[[ Source information, beginning ]]
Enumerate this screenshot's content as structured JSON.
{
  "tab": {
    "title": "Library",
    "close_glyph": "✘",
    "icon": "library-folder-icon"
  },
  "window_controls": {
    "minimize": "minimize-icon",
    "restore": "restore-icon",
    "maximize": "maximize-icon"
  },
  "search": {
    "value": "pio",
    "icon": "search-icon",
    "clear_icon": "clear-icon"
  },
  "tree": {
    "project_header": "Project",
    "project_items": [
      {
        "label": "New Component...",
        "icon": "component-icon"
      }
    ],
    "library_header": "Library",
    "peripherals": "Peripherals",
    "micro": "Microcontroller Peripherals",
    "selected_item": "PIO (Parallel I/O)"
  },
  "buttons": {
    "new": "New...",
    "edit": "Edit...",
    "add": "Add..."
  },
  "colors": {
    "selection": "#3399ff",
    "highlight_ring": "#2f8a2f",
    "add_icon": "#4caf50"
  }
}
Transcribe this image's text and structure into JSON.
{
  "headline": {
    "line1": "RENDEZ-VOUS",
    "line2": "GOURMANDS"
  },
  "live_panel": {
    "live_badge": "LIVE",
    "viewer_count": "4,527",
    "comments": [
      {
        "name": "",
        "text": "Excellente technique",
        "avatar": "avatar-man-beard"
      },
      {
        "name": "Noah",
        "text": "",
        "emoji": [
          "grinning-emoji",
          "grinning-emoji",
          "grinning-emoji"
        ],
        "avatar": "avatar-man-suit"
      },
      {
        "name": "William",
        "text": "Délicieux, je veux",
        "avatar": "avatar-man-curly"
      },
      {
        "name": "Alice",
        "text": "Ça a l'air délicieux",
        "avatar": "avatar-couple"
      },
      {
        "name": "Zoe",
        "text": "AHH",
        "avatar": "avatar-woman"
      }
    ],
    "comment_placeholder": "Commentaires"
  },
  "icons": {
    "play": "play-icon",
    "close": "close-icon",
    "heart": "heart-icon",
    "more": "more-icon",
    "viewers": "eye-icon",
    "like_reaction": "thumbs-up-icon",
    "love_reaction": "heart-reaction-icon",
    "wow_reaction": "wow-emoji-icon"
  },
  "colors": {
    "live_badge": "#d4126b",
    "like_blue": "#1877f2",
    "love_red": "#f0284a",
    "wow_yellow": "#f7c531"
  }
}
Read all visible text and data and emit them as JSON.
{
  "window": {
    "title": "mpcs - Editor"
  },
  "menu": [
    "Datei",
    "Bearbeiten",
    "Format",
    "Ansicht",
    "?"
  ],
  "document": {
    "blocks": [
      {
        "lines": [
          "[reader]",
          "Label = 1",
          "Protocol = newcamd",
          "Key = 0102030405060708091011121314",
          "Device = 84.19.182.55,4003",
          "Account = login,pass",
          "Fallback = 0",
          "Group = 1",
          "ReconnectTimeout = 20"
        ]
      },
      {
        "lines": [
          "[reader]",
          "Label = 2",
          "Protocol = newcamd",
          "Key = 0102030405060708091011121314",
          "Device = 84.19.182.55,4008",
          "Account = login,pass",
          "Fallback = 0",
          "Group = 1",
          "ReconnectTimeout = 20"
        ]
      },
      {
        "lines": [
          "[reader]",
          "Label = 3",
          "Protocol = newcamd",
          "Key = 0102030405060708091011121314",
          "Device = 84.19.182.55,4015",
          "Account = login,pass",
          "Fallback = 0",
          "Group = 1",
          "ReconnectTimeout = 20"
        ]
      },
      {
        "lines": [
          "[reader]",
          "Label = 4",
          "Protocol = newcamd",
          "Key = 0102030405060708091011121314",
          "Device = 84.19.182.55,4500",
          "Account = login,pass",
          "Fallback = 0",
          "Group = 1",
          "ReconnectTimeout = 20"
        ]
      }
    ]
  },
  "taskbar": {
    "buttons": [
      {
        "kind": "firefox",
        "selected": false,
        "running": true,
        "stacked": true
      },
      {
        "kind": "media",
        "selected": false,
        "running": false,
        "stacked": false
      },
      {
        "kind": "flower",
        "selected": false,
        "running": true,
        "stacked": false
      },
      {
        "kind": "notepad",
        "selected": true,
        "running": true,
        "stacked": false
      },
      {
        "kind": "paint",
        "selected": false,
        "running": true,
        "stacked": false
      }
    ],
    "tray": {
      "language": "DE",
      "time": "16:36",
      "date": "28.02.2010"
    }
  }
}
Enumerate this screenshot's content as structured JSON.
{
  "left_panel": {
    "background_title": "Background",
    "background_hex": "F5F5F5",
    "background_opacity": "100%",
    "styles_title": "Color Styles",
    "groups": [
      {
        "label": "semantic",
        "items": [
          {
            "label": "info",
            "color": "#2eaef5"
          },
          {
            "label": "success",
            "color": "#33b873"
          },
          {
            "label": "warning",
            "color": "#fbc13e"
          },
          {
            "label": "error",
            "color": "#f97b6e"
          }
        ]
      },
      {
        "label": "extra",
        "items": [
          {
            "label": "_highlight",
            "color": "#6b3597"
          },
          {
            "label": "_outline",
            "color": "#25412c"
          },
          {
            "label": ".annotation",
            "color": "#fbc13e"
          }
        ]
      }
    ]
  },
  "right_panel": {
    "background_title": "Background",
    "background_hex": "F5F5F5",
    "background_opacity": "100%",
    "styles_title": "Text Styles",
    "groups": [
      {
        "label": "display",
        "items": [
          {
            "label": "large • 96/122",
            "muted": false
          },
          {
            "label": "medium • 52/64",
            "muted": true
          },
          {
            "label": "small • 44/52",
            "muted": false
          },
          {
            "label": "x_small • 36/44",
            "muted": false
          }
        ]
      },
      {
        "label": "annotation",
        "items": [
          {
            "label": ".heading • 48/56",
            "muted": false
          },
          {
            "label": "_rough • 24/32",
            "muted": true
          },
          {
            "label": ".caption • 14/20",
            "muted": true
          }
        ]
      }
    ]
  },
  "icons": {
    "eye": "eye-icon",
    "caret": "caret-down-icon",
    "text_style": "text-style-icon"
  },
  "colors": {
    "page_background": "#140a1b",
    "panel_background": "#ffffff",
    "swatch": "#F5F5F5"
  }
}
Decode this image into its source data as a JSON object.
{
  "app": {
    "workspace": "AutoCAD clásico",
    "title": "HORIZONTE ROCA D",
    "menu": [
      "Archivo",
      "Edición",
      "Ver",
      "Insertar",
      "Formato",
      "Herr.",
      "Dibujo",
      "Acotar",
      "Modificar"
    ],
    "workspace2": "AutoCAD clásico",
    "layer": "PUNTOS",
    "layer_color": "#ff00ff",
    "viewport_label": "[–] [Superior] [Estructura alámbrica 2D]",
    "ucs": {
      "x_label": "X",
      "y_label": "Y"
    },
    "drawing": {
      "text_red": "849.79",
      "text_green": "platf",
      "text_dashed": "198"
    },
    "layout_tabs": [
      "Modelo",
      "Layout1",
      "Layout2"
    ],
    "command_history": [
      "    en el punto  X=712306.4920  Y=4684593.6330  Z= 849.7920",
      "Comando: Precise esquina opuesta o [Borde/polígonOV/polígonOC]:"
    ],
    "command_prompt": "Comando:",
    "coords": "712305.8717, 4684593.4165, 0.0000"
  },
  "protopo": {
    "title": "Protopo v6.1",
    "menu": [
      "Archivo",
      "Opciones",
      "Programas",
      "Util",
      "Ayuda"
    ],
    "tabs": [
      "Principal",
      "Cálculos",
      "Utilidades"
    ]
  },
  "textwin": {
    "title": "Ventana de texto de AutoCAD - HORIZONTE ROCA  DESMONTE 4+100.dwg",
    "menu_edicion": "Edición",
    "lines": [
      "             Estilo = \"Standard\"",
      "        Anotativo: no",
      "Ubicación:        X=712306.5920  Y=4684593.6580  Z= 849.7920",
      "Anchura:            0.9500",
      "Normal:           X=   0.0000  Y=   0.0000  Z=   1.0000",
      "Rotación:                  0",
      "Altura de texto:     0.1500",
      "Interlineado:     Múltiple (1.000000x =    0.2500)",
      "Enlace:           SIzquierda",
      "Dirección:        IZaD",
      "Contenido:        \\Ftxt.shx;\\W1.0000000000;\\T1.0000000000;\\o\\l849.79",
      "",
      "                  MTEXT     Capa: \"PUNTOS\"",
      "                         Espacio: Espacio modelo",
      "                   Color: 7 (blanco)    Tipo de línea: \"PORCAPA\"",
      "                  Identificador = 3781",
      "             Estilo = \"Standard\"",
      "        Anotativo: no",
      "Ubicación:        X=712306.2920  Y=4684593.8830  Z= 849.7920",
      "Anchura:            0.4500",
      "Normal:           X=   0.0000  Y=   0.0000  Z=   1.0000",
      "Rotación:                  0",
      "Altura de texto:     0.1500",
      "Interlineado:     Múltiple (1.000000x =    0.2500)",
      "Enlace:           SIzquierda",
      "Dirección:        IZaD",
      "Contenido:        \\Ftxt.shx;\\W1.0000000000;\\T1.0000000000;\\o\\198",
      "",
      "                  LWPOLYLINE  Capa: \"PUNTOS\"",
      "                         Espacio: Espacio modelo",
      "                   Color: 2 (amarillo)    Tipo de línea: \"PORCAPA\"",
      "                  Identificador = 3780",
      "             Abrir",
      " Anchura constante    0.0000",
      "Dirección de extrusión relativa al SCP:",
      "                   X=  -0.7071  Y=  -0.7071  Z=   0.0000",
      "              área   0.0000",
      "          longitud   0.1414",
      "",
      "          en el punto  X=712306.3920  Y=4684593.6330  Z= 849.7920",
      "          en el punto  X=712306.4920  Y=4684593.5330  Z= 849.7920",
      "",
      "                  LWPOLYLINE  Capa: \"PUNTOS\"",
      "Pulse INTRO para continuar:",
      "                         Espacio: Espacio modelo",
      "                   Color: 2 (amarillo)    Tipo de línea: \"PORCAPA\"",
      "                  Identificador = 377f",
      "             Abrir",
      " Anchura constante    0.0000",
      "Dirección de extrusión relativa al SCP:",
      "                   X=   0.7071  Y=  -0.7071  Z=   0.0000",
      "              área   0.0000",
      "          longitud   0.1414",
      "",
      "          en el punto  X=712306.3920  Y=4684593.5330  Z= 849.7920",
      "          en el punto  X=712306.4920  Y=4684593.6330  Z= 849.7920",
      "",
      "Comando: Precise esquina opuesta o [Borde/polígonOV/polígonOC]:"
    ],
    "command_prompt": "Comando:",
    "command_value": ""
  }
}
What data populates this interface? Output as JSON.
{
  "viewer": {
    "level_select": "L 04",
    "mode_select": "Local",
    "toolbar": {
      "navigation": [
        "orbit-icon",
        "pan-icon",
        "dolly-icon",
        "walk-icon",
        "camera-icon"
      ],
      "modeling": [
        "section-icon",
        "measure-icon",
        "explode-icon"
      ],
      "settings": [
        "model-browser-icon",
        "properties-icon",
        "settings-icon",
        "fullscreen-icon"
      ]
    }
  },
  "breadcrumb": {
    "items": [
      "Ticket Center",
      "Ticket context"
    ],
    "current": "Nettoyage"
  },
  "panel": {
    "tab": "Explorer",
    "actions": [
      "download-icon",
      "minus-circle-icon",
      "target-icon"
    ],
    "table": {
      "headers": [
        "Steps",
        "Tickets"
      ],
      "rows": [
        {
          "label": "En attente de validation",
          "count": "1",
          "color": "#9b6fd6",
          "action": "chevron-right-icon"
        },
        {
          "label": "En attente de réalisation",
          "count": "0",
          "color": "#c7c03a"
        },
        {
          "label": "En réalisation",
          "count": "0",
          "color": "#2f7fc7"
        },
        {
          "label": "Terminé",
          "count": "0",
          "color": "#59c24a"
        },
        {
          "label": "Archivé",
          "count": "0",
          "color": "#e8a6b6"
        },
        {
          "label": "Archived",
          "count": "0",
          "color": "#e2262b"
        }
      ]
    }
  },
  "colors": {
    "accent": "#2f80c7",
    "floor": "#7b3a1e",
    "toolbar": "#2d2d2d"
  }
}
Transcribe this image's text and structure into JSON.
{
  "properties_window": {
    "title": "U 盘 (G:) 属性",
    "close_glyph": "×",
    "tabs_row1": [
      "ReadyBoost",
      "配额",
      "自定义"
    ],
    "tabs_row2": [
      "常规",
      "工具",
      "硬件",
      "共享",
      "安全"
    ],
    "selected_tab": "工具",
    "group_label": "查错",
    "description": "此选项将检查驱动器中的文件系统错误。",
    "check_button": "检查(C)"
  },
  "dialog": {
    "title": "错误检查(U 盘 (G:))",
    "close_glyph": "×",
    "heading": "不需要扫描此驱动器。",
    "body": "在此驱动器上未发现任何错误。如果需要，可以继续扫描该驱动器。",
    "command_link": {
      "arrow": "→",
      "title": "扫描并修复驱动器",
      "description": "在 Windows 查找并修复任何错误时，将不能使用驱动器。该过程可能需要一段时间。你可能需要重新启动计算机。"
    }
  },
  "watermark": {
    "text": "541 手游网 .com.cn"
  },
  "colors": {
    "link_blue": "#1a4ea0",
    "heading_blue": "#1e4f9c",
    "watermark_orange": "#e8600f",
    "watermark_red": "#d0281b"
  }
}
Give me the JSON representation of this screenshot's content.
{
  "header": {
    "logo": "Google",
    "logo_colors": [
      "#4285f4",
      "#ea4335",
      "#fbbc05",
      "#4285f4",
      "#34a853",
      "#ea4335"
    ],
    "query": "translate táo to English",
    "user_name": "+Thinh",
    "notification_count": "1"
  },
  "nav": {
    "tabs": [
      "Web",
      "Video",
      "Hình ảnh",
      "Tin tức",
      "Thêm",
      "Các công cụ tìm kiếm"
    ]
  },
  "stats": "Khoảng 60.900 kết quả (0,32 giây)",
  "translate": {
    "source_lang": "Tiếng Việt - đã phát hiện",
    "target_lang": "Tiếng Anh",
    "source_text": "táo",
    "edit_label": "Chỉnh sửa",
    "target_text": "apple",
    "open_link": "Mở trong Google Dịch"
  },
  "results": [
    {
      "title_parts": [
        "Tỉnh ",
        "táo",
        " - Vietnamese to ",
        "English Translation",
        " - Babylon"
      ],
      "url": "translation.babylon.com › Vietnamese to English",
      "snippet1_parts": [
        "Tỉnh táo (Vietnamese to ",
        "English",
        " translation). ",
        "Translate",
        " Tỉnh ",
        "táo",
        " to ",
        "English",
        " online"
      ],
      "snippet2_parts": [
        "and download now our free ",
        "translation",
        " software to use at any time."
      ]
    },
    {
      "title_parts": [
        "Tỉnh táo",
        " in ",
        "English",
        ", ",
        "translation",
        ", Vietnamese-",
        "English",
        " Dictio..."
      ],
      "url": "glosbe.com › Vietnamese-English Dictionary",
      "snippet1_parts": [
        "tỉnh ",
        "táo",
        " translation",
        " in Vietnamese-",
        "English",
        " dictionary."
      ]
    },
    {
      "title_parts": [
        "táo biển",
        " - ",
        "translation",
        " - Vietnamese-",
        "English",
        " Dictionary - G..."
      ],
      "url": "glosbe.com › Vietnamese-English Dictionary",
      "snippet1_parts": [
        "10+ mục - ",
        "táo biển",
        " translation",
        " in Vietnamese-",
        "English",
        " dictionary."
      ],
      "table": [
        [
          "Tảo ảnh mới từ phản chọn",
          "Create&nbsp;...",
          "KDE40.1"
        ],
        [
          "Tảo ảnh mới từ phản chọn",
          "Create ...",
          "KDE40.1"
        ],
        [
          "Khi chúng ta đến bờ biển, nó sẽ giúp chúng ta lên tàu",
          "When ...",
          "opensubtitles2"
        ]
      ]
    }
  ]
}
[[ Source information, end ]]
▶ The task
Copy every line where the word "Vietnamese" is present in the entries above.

▶ Task response
        " - Vietnamese to ",
      "url": "translation.babylon.com › Vietnamese to English",
        "Tỉnh táo (Vietnamese to ",
        ", Vietnamese-",
      "url": "glosbe.com › Vietnamese-English Dictionary",
        " in Vietnamese-",
        " - Vietnamese-",
      "url": "glosbe.com › Vietnamese-English Dictionary",
        " in Vietnamese-",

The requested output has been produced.